exploit()
: When this model is underperforming, the weights could be replaced with a better performing model.explore()
: If the model weights are overwritten,explore
step perturbs the hyperparameters with random noise.
In this process, only promising model and hyperparameter pairs can survive and keep on evolving, achieving better utilization of computational resources.
Network Topology Optimization: WANN
Weight Agnostic Neural Networks (short for WANN; Gaier & Ha 2019) experiments with searching for the smallest network topologies that can achieve the optimal performance without training the network weights. By not considering the best configuration of network weights, WANN puts much more emphasis on the architecture itself, making the focus different from NAS. WANN is heavily inspired by a classic genetic algorithm to evolve network topologies, called NEAT (“Neuroevolution of Augmenting Topologies”; Stanley & Miikkulainen 2002).
The workflow of WANN looks pretty much the same as standard GA:
 Initialize: Create a population of minimal networks.
 Evaluation: Test with a range of shared weight values.
 Rank and Selection: Rank by performance and complexity.
 Mutation: Create new population by varying best networks.
At the “evaluation” stage, all the network weights are set to be the same. In this way, WANN is actually searching for network that can be described with a minimal description length. In the “selection” stage, both the network connection and the model performance are considered.
As shown in Fig. 11, WANN results are evaluated with both random weights and shared weights (single weight). It is interesting that even when enforcing weightsharing on all weights and tuning this single parameter, WANN can discover topologies that achieve nontrivial good performance.
Cited as:
@article{weng2019ES,
title = "Evolution Strategies",
author = "Weng, Lilian",
journal = "lilianweng.github.io",
year = "2019",
url = "https://lilianweng.github.io/posts/20190905evolutionstrategies/"
}
References
[1] Nikolaus Hansen. “The CMA Evolution Strategy: A Tutorial” arXiv preprint arXiv:1604.00772 (2016).
[2] Marc Toussaint. Slides: “Introduction to Optimization”
[3] David Ha. “A Visual Guide to Evolution Strategies” blog.otoro.net. Oct 2017.
[4] Daan Wierstra, et al. “Natural evolution strategies.” IEEE World Congress on Computational Intelligence, 2008.
[5] Agustinus Kristiadi. “Natural Gradient Descent” Mar 2018.
[6] Razvan Pascanu & Yoshua Bengio. “Revisiting Natural Gradient for Deep Networks.” arXiv preprint arXiv:1301.3584 (2013).

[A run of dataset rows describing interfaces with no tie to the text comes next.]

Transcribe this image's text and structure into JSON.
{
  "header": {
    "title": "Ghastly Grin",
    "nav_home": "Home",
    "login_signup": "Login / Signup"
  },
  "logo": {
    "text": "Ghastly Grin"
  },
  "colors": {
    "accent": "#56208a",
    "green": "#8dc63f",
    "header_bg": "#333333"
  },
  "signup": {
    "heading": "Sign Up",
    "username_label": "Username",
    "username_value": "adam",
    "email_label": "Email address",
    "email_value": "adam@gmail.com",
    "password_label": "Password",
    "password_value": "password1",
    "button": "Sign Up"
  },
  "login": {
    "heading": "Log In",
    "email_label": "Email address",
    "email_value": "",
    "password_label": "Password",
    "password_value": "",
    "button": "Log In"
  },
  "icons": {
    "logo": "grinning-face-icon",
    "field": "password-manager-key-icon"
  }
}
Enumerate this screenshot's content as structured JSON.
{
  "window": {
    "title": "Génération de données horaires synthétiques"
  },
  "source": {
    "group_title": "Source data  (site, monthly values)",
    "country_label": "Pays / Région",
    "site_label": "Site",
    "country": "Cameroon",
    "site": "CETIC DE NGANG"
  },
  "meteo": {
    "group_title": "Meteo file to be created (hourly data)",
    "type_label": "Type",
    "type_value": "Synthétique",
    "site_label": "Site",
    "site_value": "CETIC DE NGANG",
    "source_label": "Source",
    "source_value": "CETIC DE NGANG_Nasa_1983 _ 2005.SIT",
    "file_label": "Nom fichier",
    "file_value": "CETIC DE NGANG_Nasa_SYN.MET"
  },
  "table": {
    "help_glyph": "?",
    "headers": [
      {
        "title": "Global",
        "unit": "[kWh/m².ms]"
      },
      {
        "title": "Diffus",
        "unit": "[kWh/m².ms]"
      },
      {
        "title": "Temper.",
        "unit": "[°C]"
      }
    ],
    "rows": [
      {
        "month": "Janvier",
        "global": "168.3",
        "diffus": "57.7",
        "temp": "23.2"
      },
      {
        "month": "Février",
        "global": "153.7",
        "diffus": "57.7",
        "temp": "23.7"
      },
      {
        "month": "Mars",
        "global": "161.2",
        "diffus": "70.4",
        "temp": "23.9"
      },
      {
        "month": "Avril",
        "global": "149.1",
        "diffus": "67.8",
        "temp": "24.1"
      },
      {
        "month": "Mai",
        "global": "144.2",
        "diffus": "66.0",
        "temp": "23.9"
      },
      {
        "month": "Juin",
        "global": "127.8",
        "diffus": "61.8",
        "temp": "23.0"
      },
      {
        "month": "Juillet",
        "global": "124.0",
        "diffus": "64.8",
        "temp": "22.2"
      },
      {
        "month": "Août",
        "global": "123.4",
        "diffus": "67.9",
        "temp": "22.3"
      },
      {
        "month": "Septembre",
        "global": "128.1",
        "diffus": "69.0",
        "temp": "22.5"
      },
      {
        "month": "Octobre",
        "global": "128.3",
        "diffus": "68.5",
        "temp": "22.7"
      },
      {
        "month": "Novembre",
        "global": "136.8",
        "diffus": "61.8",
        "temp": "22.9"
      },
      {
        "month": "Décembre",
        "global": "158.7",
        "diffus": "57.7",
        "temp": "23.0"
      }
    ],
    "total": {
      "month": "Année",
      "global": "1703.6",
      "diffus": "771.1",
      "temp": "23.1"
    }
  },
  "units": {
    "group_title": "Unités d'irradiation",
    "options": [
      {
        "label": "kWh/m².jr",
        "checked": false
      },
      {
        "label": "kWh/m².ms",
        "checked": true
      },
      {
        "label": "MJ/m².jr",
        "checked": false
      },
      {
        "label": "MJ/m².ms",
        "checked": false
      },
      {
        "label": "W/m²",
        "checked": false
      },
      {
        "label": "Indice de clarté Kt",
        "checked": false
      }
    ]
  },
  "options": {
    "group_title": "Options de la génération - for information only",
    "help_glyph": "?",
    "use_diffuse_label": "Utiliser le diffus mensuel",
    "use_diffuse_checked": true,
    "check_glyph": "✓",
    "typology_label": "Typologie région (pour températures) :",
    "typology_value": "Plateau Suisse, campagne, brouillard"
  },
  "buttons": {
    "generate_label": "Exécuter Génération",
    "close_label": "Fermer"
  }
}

[7] Tim Salimans, et al. “Evolution strategies as a scalable alternative to reinforcement learning.” arXiv preprint arXiv:1703.03864 (2017).
[8] Edoardo Conti, et al. “Improving exploration in evolution strategies for deep reinforcement learning via a population of noveltyseeking agents.” NIPS. 2018.
[9] Aloïs Pourchot & Olivier Sigaud. “CEMRL: Combining evolutionary and gradientbased methods for policy search.” ICLR 2019.
[10] Shauharda Khadka & Kagan Tumer. “Evolutionguided policy gradient in reinforcement learning.” NIPS 2018.
[11] Max Jaderberg, et al. “Population based training of neural networks.” arXiv preprint arXiv:1711.09846 (2017).
[12] Adam Gaier & David Ha. “Weight Agnostic Neural Networks.” arXiv preprint arXiv:1906.04358 (2019).